Researching difficult topics for creative purposes

Warning: The following post contains some discussion of (fictional) suicide and related mental health issues. Read with care. If you or someone you know is struggling with mental health, the National Suicide Prevention Lifeline can offer immediate support or refer to these resources from the National Institute of Mental Health. 

In the course of studying the role of research in creative writing, I decided to put my money where my mouth is and actually, you know, do some research as part of my creative writing. This has led me to discover something about creative research that is very different from the scholarly research I do as part of my job, which is that sometimes it’s hard to research things because they’re embarrassing or the topics are difficult.

Which is to say, there are topics that I’m sure I could find plenty of information on but researching them feels fraught.

For example: at the start of the story I’m currently revising, the main character is recovering from a recent suicide attempt. This seemed like an important aspect of the story to research because I wanted to make sure to capture the character’s experience accurately and with respect but…how?

My first step was to read a book called Hello I Want to Die Please Fix Me by Anna Mehler Paperny, which details the author’s own struggle with clinical depression and suicide attempts over the years. Interestingly, one of the issues Paperny addresses is how suicide has become something of a taboo topic, mostly because of worries over suicide contagion.
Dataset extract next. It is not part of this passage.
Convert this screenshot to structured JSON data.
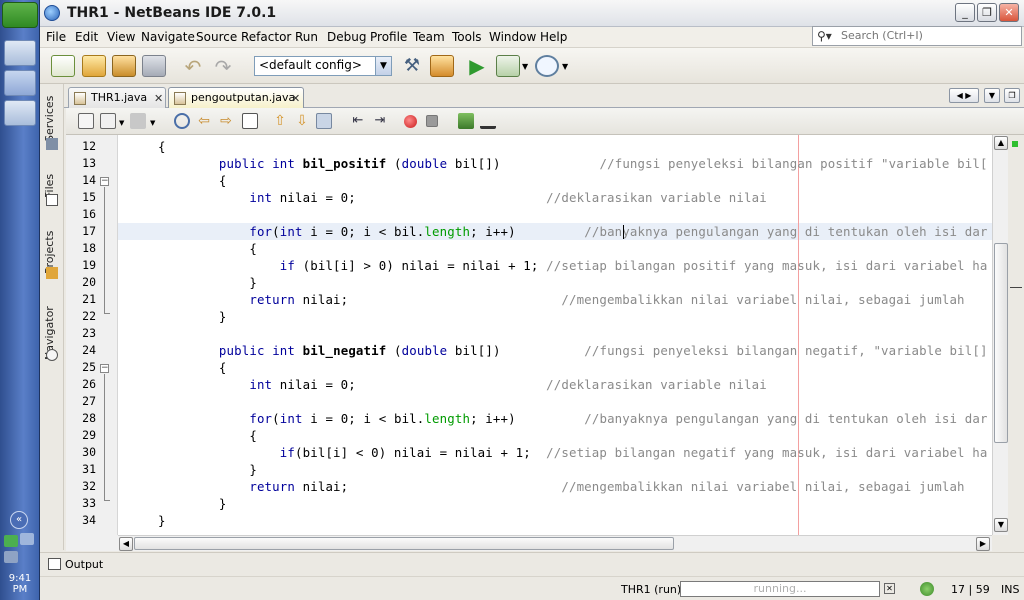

She argues that this has had a silencing effect on people who are thinking about or who have tried to commit suicide, who might benefit from being able to talk about their feelings and experiences more openly.

Hello I Want to Die mostly made it clear to me how much I didn’t know about suicide and depression and how important it was to figure some of this out for my character. For example, what support would he realistically have, beyond that offered by his found family, who are struggling to deal with the fact that they almost lost him this way? Hello I Want to Die also makes it clear that people who try to commit suicide often end up with serious and sometimes permanent physical damage. I wondered, then, what the character’s physical recovery from what happened would look like.

If you’ve ever searched for anything on the internet, you know that your searches have a way of following you. You can clear your history or use “private browsing” all you want; Google knows everything you search and so does every other website you visit.

So basically, I was afraid to do further research about suicide because I didn’t want Google to think I was considering hurting myself.(1) After all, a search engine isn’t going to know the difference between stuff you’re researching for practical purposes and stuff you’re researching for creative/fiction-related purposes.

And besides Hello I Want to Die, I was afraid to check out any books from the library or buy any on Amazon that related too closely to this topic. As a librarian, I know that libraries don’t keep track of items you check out but it would be hard not to notice if someone suddenly put a hold on a bunch of books about suicide and depression. As for Amazon, well. We all know how closely Amazon tracks anything we search on there.

I did end up trying a few searches on Duck Duck Go, a search engine that claims not to track anything you search. I don’t know how much to believe this claim or how much it matters that Duck Duck Go doesn’t track you if your internet browser and all the services you’re logged into still do, but it seemed like the only viable option.(2) I definitely admire Duck Duck Go’s mission but their search results aren’t always the best. (Which, ironically, may be due to their privacy goals.) I never found anything quite in line with what I was looking for.

I suspect the solution to this issue is to decide not to care what Google thinks it knows about me based on what I’ve searched there. I might be able to convince myself to do this if I was working on a project I seriously planned to publish or even share, but I’m finding it’s not something I can overcome my hesitation about for something I’m doing mostly just for fun.

So, yeah. This is definitely a big difference between creative research and scholarly research, at least as far as I’ve experienced both of these things. It’s not something I’ve seen addressed in any of the information I’ve found on creative research so maybe it will be something to keep in mind as I continue to talk to authors more directly as part of my scholarly research. I mean, I’m definitely not going to open a conversation with “How do you do research about suicide?” but I would be interested to know how creative writers approach research about difficult topics like this, because I’m a bit stumped.


(1) Even Googling the resources I link to in the note that precedes this post was a bit of a fraught experience. At the top of the search results, Google included a message reassuring me that “Help is available today,” clearly assuming I was searching this information because I needed immediate help for myself.

(2) I realize I’m starting to sound like a paranoid weirdo but privacy issues like these are part of what I teach for a living, so it’s something I can’t help thinking about.

Leave a Reply

Fill in your details below or click an icon to log in: Logo

You are commenting using your account. Log Out /  Change )

Twitter picture

You are commenting using your Twitter account. Log Out /  Change )

Facebook photo

You are commenting using your Facebook account. Log Out /  Change )

Connecting to %s